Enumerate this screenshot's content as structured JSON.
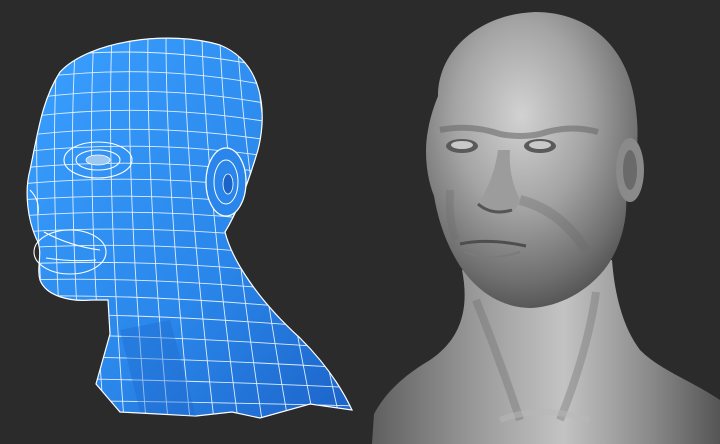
{
  "scene": {
    "background": "#2b2b2b",
    "left_model": {
      "kind": "wireframe-head",
      "fill": "#2f8ff0",
      "fill_dark": "#1f6ed8",
      "wire": "#ffffff"
    },
    "right_model": {
      "kind": "shaded-head",
      "base": "#8f8f8f",
      "highlight": "#d6d6d6",
      "shadow": "#4a4a4a"
    }
  }
}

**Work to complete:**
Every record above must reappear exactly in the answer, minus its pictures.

**Written response:**
Enumerate this screenshot's content as structured JSON.
{
  "scene": {
    "background": "#2b2b2b",
    "left_model": {
      "kind": "wireframe-head",
      "fill": "#2f8ff0",
      "fill_dark": "#1f6ed8",
      "wire": "#ffffff"
    },
    "right_model": {
      "kind": "shaded-head",
      "base": "#8f8f8f",
      "highlight": "#d6d6d6",
      "shadow": "#4a4a4a"
    }
  }
}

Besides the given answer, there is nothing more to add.